When I started working at Armand Hurst beginning of July, wine-growers were in the middle of green pruning (see green pruning in Alsace). After a long and heterogeneous flowering (3 weeks instead of 10 days) and a lukewarm weather (very warm and sunny days followed by rainy days), every wine-grower could tell you that 2012 isn’t going to be the best year in terms of harvest.
The main issue being diseases affecting the vine. Because of this hot and yet wet weather the main diseases that we’ve seen developing are downy mildew (caused by high levels of humidity), oidium or powdery mildew (caused by high levels of humidity and a dry weather) and more recently scalding (caused by an excess of heat) of the grapes.
But how are these diseases developing on the grapes? Basically, mildew and oidium are two types of fungus that will develop under the circumstances mentioned earlier on the leafs and grapes and will spread until the berries split under oidium or rotten under downy mildew, unless, the level of humidity decreases. On the other hand, scalding will simply transform the grape into raisin or give a “sunburn” look to it.
Because of this high pressure of diseases in the vineyard, the only solution to try and protect the growth as much as possible is to treat the vine. Treating the vine can be the answer to each and every problem unless you’re practising Integrated Pest Management (IPM), organic farming or biodynamic farming. In that case, the products used will be chosen very carefully and it can quickly become a nightmare for the wine-grower to deal with these diseases, especially the fungus type. Regarding scalding, the best way to avoid it is to leave the leafs on the vine in order to protect the grapes, but this can be quite difficult for a wine-grower to do as leaving the leafs can also be roots of humidity on the grapes.

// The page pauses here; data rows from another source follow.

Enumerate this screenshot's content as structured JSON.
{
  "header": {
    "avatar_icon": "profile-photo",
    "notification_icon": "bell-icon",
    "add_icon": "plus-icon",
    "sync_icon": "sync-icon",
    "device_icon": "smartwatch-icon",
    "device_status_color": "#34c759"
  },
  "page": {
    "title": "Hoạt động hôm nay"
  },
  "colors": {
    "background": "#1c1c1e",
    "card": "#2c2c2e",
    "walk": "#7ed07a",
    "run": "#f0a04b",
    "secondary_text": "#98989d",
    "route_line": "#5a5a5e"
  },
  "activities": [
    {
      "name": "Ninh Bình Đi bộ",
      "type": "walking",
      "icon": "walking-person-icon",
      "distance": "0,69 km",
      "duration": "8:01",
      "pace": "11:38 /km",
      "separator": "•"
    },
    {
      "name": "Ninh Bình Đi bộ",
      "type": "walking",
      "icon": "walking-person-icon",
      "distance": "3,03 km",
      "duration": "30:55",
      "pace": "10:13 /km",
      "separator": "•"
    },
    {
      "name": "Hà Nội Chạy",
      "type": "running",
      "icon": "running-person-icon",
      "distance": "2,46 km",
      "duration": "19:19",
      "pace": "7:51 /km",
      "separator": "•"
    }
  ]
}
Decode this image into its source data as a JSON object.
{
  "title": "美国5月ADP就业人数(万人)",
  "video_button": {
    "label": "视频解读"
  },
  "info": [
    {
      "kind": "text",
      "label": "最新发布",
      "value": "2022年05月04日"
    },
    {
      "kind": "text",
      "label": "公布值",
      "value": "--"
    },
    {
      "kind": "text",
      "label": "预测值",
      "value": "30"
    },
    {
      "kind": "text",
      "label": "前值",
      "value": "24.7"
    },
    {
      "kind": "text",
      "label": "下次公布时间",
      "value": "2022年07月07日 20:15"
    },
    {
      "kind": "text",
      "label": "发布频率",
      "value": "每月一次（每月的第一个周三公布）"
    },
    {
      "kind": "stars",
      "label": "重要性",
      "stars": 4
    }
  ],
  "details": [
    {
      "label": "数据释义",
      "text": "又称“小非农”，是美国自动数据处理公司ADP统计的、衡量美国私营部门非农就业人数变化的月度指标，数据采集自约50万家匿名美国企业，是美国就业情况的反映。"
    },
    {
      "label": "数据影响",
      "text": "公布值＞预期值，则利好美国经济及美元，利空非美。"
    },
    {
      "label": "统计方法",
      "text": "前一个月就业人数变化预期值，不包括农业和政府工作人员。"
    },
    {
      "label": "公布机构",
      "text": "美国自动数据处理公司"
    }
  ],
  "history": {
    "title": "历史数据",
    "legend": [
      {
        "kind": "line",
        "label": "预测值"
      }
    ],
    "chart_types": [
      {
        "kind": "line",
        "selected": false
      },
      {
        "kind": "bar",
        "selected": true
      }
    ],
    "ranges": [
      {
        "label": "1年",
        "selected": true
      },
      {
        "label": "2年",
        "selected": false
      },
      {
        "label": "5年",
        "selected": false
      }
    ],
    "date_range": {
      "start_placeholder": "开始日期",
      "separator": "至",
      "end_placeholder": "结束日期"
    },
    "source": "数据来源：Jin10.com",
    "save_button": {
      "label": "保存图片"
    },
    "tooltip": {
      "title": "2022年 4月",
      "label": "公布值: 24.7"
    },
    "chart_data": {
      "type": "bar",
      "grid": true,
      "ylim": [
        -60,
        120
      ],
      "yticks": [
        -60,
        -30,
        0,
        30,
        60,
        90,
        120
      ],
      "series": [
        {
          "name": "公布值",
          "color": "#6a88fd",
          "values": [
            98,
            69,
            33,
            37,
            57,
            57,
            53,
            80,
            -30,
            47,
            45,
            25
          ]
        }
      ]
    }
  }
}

You’ve understood it, in an ideal world, wine-growing would be the nicest and most peaceful job in the world. But since this is not the case, and this year is a proof of it, wine-growing is a science that needs to be know and understood as much as possible in order to get your much needed amount of grapes to the cellar. To finish on a good note, according to medias even though 2012 has been a tough year and wine-growers will see their harvest quantity decrease, it shouldn’t affect the quality of the vintage…bad news for us, consumers, it most certainly means that prices will rises for the vintage 2012.